Jennifer asked last week on Facebook:
"How about something regarding the transition from preschool to grade school? My kids will be 1st & 2nd grade (as well as 1-year-old who will be a preschooler before we know it), and this past year I was a bit bummed with how much less "fun" time they get with mom.
With board and card games, coloring, exploring, reading, and library storytime, preschool stuff was only play. Now I'm feeling like I have to find some magical space to fit it in between baby care, "real" schoolwork, food (why do they have to eat 3x/day? Ha), and the ever present housework. They've become much closer and spend lots of time playing games together, and if they were "out schooling" we certainly wouldn't be playing together much so I know it's a normal transition. Perhaps I've got my question answered in the asking, but surely I'm not the only mom feeling guilty about not spending our days chock full-o fun in the traditional sense (I mean, school "work" is not all blood sweat & tears!)."

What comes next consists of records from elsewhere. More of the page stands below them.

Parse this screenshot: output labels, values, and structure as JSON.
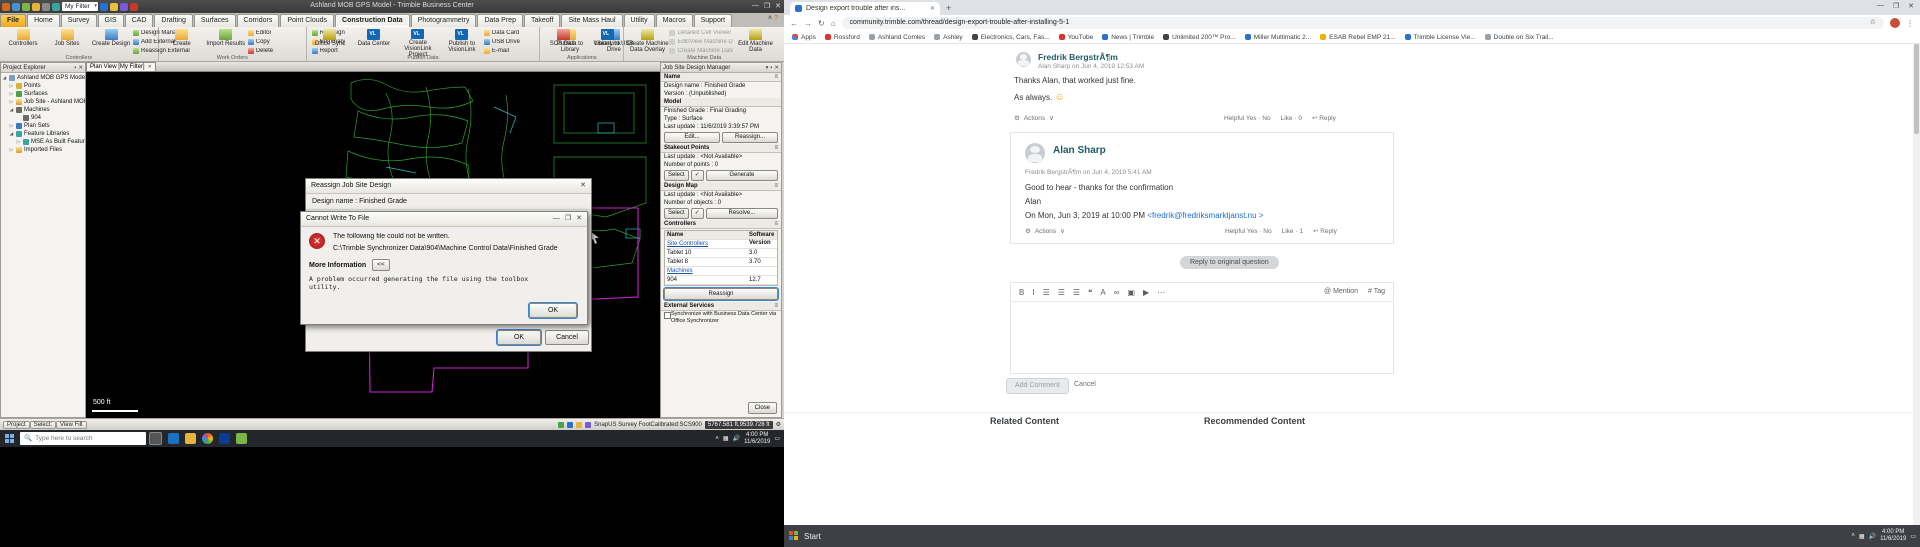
{
  "tbc": {
    "title": "Ashland MOB GPS Model - Trimble Business Center",
    "qat_filter_label": "My Filter",
    "window_controls": {
      "minimize": "—",
      "maximize": "❐",
      "close": "✕"
    },
    "ribbon_help": {
      "collapse": "˄",
      "help": "?"
    },
    "tabs": [
      {
        "label": "File",
        "cls": "file"
      },
      {
        "label": "Home"
      },
      {
        "label": "Survey"
      },
      {
        "label": "GIS"
      },
      {
        "label": "CAD"
      },
      {
        "label": "Drafting"
      },
      {
        "label": "Surfaces"
      },
      {
        "label": "Corridors"
      },
      {
        "label": "Point Clouds"
      },
      {
        "label": "Construction Data",
        "cls": "active"
      },
      {
        "label": "Photogrammetry"
      },
      {
        "label": "Data Prep"
      },
      {
        "label": "Takeoff"
      },
      {
        "label": "Site Mass Haul"
      },
      {
        "label": "Utility"
      },
      {
        "label": "Macros"
      },
      {
        "label": "Support"
      }
    ],
    "ribbon": {
      "groups": [
        {
          "label": "Controllers",
          "items": [
            {
              "label": "Controllers",
              "cls": "big i-y"
            },
            {
              "label": "Job Sites",
              "cls": "big i-y"
            },
            {
              "label": "Create Design",
              "cls": "big i-b"
            },
            {
              "label": "Design Manager",
              "cls": "small i-g"
            },
            {
              "label": "Add External",
              "cls": "small i-b"
            },
            {
              "label": "Reassign External",
              "cls": "small i-g"
            }
          ]
        },
        {
          "label": "Work Orders",
          "items": [
            {
              "label": "Create",
              "cls": "big i-y"
            },
            {
              "label": "Import Results",
              "cls": "big i-g"
            },
            {
              "label": "Editor",
              "cls": "small i-y"
            },
            {
              "label": "Copy",
              "cls": "small i-b"
            },
            {
              "label": "Delete",
              "cls": "small i-r"
            },
            {
              "label": "Reassign",
              "cls": "small i-g"
            },
            {
              "label": "Summary",
              "cls": "small i-y"
            },
            {
              "label": "Report",
              "cls": "small i-b"
            }
          ]
        },
        {
          "label": "Publish Data",
          "items": [
            {
              "label": "Office Sync",
              "cls": "big i-k"
            },
            {
              "label": "Data Center",
              "cls": "big i-vl"
            },
            {
              "label": "Create VisionLink Project",
              "cls": "big i-vl"
            },
            {
              "label": "Publish to VisionLink",
              "cls": "big i-vl"
            },
            {
              "label": "Data Card",
              "cls": "small i-y"
            },
            {
              "label": "USB Drive",
              "cls": "small i-b"
            },
            {
              "label": "E-mail",
              "cls": "small i-y"
            },
            {
              "label": "Publish to Library",
              "cls": "big i-y"
            },
            {
              "label": "Library to USB Drive",
              "cls": "big i-b"
            }
          ]
        },
        {
          "label": "Applications",
          "items": [
            {
              "label": "SCS Data",
              "cls": "big i-r"
            },
            {
              "label": "VisionLink",
              "cls": "big i-vl"
            }
          ]
        },
        {
          "label": "Machine Data",
          "items": [
            {
              "label": "Create Machine Data Overlay",
              "cls": "big i-k"
            },
            {
              "label": "Detailed Cell Viewer",
              "cls": "small disabled i-gray"
            },
            {
              "label": "Edit/View Machine Data Overlay",
              "cls": "small disabled i-gray"
            },
            {
              "label": "Create Machine Data Surface",
              "cls": "small disabled i-gray"
            },
            {
              "label": "Edit Machine Data",
              "cls": "big i-k"
            }
          ]
        }
      ]
    },
    "project_explorer": {
      "title": "Project Explorer",
      "pin": "▪",
      "close": "✕",
      "tree": [
        {
          "label": "Ashland MOB GPS Model",
          "cls": "d0 t-root",
          "exp": "◢"
        },
        {
          "label": "Points",
          "cls": "d1 t-pts",
          "exp": "▷"
        },
        {
          "label": "Surfaces",
          "cls": "d1 t-sur",
          "exp": "▷"
        },
        {
          "label": "Job Site - Ashland MOB",
          "cls": "d1 t-fold",
          "exp": "▷"
        },
        {
          "label": "Machines",
          "cls": "d1 t-mach",
          "exp": "◢"
        },
        {
          "label": "904",
          "cls": "d2 t-mach",
          "exp": ""
        },
        {
          "label": "Plan Sets",
          "cls": "d1 t-plan",
          "exp": "▷"
        },
        {
          "label": "Feature Libraries",
          "cls": "d1 t-feat",
          "exp": "◢"
        },
        {
          "label": "MSE As Built Features",
          "cls": "d2 t-feat",
          "exp": "▷"
        },
        {
          "label": "Imported Files",
          "cls": "d1 t-fold",
          "exp": "▷"
        }
      ]
    },
    "view_tab": {
      "label": "Plan View [My Filter]",
      "close": "✕"
    },
    "cad": {
      "scale_label": "500 ft"
    },
    "design_manager": {
      "title": "Job Site Design Manager",
      "menu": "▾",
      "pin": "▪",
      "close": "✕",
      "name_header": "Name",
      "name_rows": [
        "Design name : Finished Grade",
        "Version : (Unpublished)"
      ],
      "model_header": "Model",
      "model_rows": [
        "Finished Grade : Final Grading",
        "Type : Surface",
        "Last update : 11/6/2019 3:39:57 PM"
      ],
      "model_buttons": {
        "edit": "Edit...",
        "reassign": "Reassign..."
      },
      "stakeout_header": "Stakeout Points",
      "stakeout_rows": [
        "Last update : <Not Available>",
        "Number of points : 0"
      ],
      "stakeout_buttons": {
        "select": "Select",
        "mid": "✓",
        "generate": "Generate"
      },
      "map_header": "Design Map",
      "map_rows": [
        "Last update : <Not Available>",
        "Number of objects : 0"
      ],
      "map_buttons": {
        "select": "Select",
        "mid": "✓",
        "resolve": "Resolve..."
      },
      "controllers_header": "Controllers",
      "controllers_table": {
        "col_name": "Name",
        "col_version": "Software Version",
        "rows": [
          {
            "name": "Site Controllers",
            "ver": "",
            "cls": "cgroup"
          },
          {
            "name": "Tablet 10",
            "ver": "3.0"
          },
          {
            "name": "Tablet 8",
            "ver": "3.70"
          },
          {
            "name": "Machines",
            "ver": "",
            "cls": "cgroup"
          },
          {
            "name": "904",
            "ver": "12.7"
          }
        ]
      },
      "reassign_button": "Reassign",
      "external_header": "External Services",
      "external_text": "Synchronize with Business Data Center via Office Synchronizer",
      "close_button": "Close"
    },
    "status_bar": {
      "chips": [
        {
          "label": "Project"
        },
        {
          "label": "Select:"
        },
        {
          "label": "View Filt"
        }
      ],
      "labels": [
        {
          "label": "Snap"
        },
        {
          "label": "US Survey Foot"
        },
        {
          "label": "Calibrated:"
        },
        {
          "label": "SCS900"
        }
      ],
      "coords": "5767.581 ft,9539.728 ft",
      "gear": "⚙"
    }
  },
  "dialogs": {
    "reassign": {
      "title": "Reassign Job Site Design",
      "close": "✕",
      "design_row": "Design name : Finished Grade",
      "ok": "OK",
      "cancel": "Cancel"
    },
    "error": {
      "title": "Cannot Write To File",
      "controls": {
        "minimize": "—",
        "maximize": "❐",
        "close": "✕"
      },
      "icon_glyph": "✕",
      "message": "The following file could not be written.",
      "path": "C:\\Trimble Synchronizer Data\\904\\Machine Control Data\\Finished Grade",
      "more_info_label": "More Information",
      "more_info_toggle": "<<",
      "details": "A problem occurred generating the file using the toolbox utility.",
      "ok": "OK"
    }
  },
  "browser": {
    "tab": {
      "title": "Design export trouble after ins...",
      "close": "✕"
    },
    "new_tab": "+",
    "window_controls": {
      "minimize": "—",
      "maximize": "❐",
      "close": "✕"
    },
    "nav": {
      "back": "←",
      "forward": "→",
      "reload": "↻",
      "home": "⌂"
    },
    "url": "community.trimble.com/thread/design-export-trouble-after-installing-5-1",
    "star": "☆",
    "menu": "⋮",
    "bookmarks": [
      {
        "label": "Apps",
        "cls": "c-grid"
      },
      {
        "label": "Rossford",
        "cls": "c-red"
      },
      {
        "label": "Ashland Comles"
      },
      {
        "label": "Ashley"
      },
      {
        "label": "Electronics, Cars, Fas...",
        "cls": "c-dark"
      },
      {
        "label": "YouTube",
        "cls": "c-red"
      },
      {
        "label": "News | Trimble",
        "cls": "c-blue"
      },
      {
        "label": "Unlimited 200™ Pro...",
        "cls": "c-dark"
      },
      {
        "label": "Miller Multimatic 2...",
        "cls": "c-blue"
      },
      {
        "label": "ESAB Rebel EMP 21...",
        "cls": "c-yellow"
      },
      {
        "label": "Trimble License Vie...",
        "cls": "c-blue"
      },
      {
        "label": "Double on Six Trail..."
      }
    ],
    "post1": {
      "author": "Fredrik BergstrÃ¶m",
      "meta": "Alan Sharp on Jun 4, 2019 12:53 AM",
      "line1": "Thanks Alan, that worked just fine.",
      "line2": "As always.",
      "emoji": "☺",
      "actions": "Actions",
      "actions_caret": "∨",
      "helpful": "Helpful  Yes · No",
      "like": "Like · 0",
      "reply": "Reply",
      "reply_icon": "↩"
    },
    "post2": {
      "author": "Alan Sharp",
      "meta": "Fredrik BergstrÃ¶m on Jun 4, 2019 5:41 AM",
      "line1": "Good to hear - thanks for the confirmation",
      "line2": "Alan",
      "quote_prefix": "On Mon, Jun 3, 2019 at 10:00 PM ",
      "quote_link": "<fredrik@fredriksmarktjanst.nu >",
      "actions": "Actions",
      "actions_caret": "∨",
      "helpful": "Helpful  Yes · No",
      "like": "Like · 1",
      "reply": "Reply",
      "reply_icon": "↩"
    },
    "reply_pill": "Reply to original question",
    "composer": {
      "tools": [
        {
          "label": "B"
        },
        {
          "label": "I"
        },
        {
          "label": "☰"
        },
        {
          "label": "☰"
        },
        {
          "label": "☰"
        },
        {
          "label": "❝"
        },
        {
          "label": "A"
        },
        {
          "label": "∞"
        },
        {
          "label": "▣"
        },
        {
          "label": "▶"
        },
        {
          "label": "⋯"
        }
      ],
      "mention_icon": "@",
      "mention": "Mention",
      "tag_icon": "#",
      "tag": "Tag",
      "add_button": "Add Comment",
      "cancel_button": "Cancel"
    },
    "footer": {
      "related": "Related Content",
      "recommended": "Recommended Content"
    }
  },
  "taskbar_left": {
    "search_placeholder": "Type here to search",
    "time": "4:00 PM",
    "date": "11/6/2019"
  },
  "taskbar_right": {
    "start": "Start",
    "time": "4:00 PM",
    "date": "11/6/2019"
  }
}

Mighty Joe loves preschool apps
Jennifer, I think that some of the answer to your question really has to do with your educational philosophy. Perhaps it's in your make-up to be relaxed, and there will come a time when you and your children will just have to bite the bullet, so to speak. That time isn't necessarily now, though. The best way to go about homeschooling, regardless of your style or theory, is to start slow in the elementary years, progress as they can take on more abstract thought and skill, and finish heavy in the high school years.
I've never been an unschooler, but at the same time I do think that life and experiences are often a far better teacher than a workbook, so we balance the two as best we can. Still, we try to focus on what really matters in the early years and let go of the rest. This is the time to learn to read, but learning to read can be done on your lap or snuggled in next to you on the couch. Counting, adding, measuring can all be done as you go about your day. You do want to introduce some serious work at some point, because the reality is that all of our children will have to function in the real world someday, and the real world measures knowledge based upon tests, scores, grades, and degrees. It stinks, but it's true.
Keep the games, the art, the nature walks, the good videos, the reading, the library, and the 3 meals. Add some practice worksheets and some history lessons (read aloud? listen to some recordings?) during the little one's naptime, and just see how much you can accomplish! I know my younger elementary level students aren't grasping the full scope of our history studies, but they like to listen in and do the coloring sheet, and that's worth it for me.
Workbooks my kids have loved:
We've used a lot of the Evan Moor products and many more of the Kumon workbooks, and we like them all!